Second set of pictures from the DC trip. These were taken at Arlington National Cemetery on Saturday, a free day the day before the Demonstration Ride on Sunday.
A sample photos of the layout of one of Arlington’s sections. Each marker is meticulously laid out to be perfect in alignment in each direction. Open areas are reserved for those yet to make this their final resting space.
President Kennedy and Jacqueline Kennedy Onassis with an eternal flame.
Tomb of the Unknown Soldier. The wreath states “Run For the Wall You’re Not Forgotten”.
The never-ending guard of the Tomb of the Unknown Soldier. These guards are ever present, and have never stopped guarding the tomb; being ever present even through hurricanes.
The Arlington National Cemetery Amphitheater. This area is used to seat hundreds of people during memorial services conducted at Arlington. Has the feel of a ancient Roman coliseum.

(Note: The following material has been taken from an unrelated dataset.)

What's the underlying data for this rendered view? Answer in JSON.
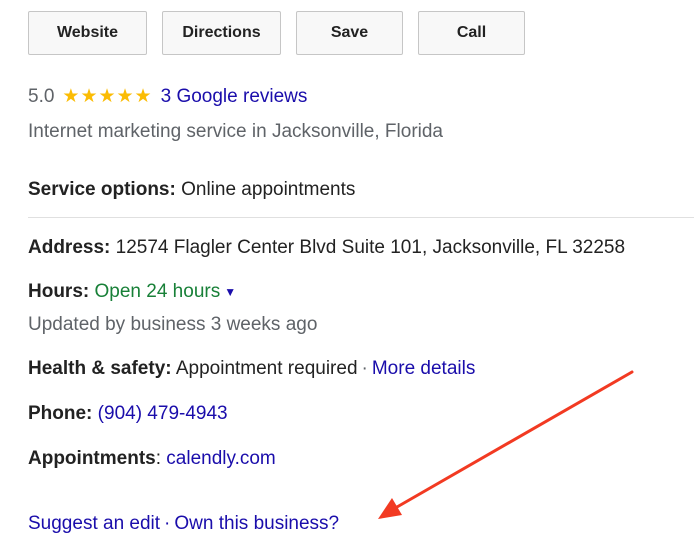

Space Shuttle Columbia Memorial.
Memorial for those who perished attempting to rescue the U.S. Embassy hostages in Iran, back in April of 1980.
Space Shuttle Challenger Memorial.
U.S.S. Maine Memorial.
Unknown Soldiers Memorial from the Civil War. The bones of 2,111 unknown soldiers have been laid to rest under this massive stone.
Women of War Memorial. A tribute to those women who served who paid the ultimate price for our freedom.
All of the above photos were taken by my wife as some of our friends and her took the tour. There are literally hundreds of memorials located on the Arlington grounds, and the above are only a small representation. The scope of the grounds is hard to comprehend, with literally tens of thousands of graves, memorials, and numerous structures scattered around. It can take days to see everything, and visit all the sections of the cemetery.
While my wife was on the tour and took the above pictures, I had my own agenda. A friend of mine’s father was buried at Arlington in 2007, and she had asked if I had the time when visiting the cemetery, if I could get her some nice photos of his marker and the surrounding area. If you followed my blog, you’ve read about this adventure. I was glad to do it for her; and the below is just one of the pictures I was able to give to her upon my return.
We took well over 1,500 photos during our trip; it’s hard to pick a few representative ones to put up on the blog here.